## TRY IT
In the listing below, find each line containing "value" and report it.

----------

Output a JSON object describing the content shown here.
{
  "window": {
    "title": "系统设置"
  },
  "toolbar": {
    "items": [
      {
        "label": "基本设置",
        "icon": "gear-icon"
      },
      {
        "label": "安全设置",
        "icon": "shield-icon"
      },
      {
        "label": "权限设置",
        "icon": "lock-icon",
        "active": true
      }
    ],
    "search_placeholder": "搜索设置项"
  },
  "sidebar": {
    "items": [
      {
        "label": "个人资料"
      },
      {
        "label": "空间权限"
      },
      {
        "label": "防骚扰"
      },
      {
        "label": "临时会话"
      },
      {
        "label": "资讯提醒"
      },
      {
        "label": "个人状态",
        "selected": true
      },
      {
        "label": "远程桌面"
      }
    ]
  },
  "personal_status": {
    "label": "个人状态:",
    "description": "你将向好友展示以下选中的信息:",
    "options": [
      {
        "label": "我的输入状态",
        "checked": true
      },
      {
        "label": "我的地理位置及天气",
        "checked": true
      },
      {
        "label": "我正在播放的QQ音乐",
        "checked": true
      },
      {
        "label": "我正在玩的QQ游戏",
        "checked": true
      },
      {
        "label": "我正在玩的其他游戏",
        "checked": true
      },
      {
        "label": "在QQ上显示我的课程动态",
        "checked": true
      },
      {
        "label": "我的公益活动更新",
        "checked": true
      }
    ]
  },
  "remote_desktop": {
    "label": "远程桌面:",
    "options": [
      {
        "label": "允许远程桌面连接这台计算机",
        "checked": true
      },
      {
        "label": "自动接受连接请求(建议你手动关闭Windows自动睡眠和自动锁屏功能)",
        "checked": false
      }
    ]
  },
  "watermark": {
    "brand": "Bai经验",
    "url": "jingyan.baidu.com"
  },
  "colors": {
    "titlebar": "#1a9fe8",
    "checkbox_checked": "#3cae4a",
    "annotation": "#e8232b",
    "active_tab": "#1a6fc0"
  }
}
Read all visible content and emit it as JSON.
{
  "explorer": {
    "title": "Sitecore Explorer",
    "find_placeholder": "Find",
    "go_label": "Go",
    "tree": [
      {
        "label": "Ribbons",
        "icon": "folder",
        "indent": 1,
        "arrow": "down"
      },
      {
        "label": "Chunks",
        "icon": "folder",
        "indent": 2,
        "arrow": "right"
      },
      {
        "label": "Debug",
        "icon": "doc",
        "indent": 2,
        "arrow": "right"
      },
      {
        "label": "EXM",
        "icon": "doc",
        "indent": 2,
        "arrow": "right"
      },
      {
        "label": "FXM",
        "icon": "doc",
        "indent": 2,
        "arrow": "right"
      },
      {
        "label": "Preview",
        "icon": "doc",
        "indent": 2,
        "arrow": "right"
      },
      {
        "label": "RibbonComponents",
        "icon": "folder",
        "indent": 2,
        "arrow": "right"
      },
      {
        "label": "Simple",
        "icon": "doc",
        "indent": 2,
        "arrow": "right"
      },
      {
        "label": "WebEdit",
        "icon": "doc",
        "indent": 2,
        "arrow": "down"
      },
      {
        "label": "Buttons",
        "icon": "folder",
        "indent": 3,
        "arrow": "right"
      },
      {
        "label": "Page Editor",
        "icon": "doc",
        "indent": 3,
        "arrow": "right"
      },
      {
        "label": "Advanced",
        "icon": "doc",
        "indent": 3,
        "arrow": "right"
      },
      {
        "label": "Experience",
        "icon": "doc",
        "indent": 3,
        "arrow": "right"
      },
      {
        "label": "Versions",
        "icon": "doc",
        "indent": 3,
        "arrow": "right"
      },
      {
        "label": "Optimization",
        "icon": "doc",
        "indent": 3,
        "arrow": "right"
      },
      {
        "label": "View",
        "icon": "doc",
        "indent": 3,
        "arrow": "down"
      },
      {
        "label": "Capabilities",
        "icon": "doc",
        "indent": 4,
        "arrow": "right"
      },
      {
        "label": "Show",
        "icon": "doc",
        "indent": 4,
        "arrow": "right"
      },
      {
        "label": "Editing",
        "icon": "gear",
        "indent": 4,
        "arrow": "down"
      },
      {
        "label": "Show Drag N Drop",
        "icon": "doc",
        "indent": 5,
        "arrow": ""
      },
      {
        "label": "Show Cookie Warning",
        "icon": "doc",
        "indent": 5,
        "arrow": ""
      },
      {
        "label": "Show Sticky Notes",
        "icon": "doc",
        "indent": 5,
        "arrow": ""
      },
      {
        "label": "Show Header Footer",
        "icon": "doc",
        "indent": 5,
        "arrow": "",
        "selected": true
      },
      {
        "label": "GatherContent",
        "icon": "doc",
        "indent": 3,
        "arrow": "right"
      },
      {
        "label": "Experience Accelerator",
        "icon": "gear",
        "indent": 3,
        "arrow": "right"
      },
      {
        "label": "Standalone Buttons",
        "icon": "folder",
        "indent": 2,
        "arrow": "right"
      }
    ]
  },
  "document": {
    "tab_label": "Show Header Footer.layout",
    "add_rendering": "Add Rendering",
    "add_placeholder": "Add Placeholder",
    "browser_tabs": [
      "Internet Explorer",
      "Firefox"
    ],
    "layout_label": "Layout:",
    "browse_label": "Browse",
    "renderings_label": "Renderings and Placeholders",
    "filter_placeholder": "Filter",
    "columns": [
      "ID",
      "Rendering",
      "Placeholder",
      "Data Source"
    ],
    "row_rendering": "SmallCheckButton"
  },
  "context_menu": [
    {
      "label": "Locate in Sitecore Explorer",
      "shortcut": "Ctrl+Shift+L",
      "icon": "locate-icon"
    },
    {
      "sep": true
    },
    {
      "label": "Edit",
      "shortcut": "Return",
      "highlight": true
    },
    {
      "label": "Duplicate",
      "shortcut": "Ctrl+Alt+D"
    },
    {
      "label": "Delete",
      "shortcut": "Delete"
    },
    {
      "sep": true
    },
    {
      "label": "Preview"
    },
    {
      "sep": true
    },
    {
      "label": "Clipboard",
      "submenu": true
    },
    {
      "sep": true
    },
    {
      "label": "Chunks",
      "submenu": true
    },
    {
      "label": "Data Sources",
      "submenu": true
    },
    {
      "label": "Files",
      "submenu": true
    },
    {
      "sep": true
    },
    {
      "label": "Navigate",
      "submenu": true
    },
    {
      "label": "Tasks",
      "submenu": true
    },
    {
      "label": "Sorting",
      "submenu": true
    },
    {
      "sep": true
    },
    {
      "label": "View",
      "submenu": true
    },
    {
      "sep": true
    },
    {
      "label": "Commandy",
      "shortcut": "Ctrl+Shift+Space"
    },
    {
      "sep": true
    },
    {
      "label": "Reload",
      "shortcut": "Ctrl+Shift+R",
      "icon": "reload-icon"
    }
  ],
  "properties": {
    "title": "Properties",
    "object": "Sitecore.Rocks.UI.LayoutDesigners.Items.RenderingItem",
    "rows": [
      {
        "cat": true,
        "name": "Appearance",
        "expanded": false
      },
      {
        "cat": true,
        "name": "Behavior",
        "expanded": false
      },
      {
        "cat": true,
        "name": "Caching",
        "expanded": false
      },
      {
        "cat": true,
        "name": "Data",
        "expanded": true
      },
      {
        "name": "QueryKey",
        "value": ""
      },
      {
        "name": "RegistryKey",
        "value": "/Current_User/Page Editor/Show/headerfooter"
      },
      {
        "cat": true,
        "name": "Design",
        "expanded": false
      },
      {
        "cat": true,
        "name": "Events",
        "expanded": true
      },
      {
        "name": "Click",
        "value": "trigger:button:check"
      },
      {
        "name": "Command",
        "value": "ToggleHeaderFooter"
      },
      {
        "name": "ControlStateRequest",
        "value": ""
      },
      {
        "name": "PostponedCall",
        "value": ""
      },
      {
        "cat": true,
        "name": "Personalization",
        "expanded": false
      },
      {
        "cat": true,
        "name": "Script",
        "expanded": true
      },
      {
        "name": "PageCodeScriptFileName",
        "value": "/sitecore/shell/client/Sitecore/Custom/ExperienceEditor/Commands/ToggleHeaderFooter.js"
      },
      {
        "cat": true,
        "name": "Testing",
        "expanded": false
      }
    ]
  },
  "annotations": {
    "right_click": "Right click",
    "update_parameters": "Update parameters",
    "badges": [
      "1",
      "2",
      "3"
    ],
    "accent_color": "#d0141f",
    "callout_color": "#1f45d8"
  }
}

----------

## SOLUTION TO THIS TASK
        "value": ""
        "value": "/Current_User/Page Editor/Show/headerfooter"
        "value": "trigger:button:check"
        "value": "ToggleHeaderFooter"
        "value": ""
        "value": ""
        "value": "/sitecore/shell/client/Sitecore/Custom/ExperienceEditor/Commands/ToggleHeaderFooter.js"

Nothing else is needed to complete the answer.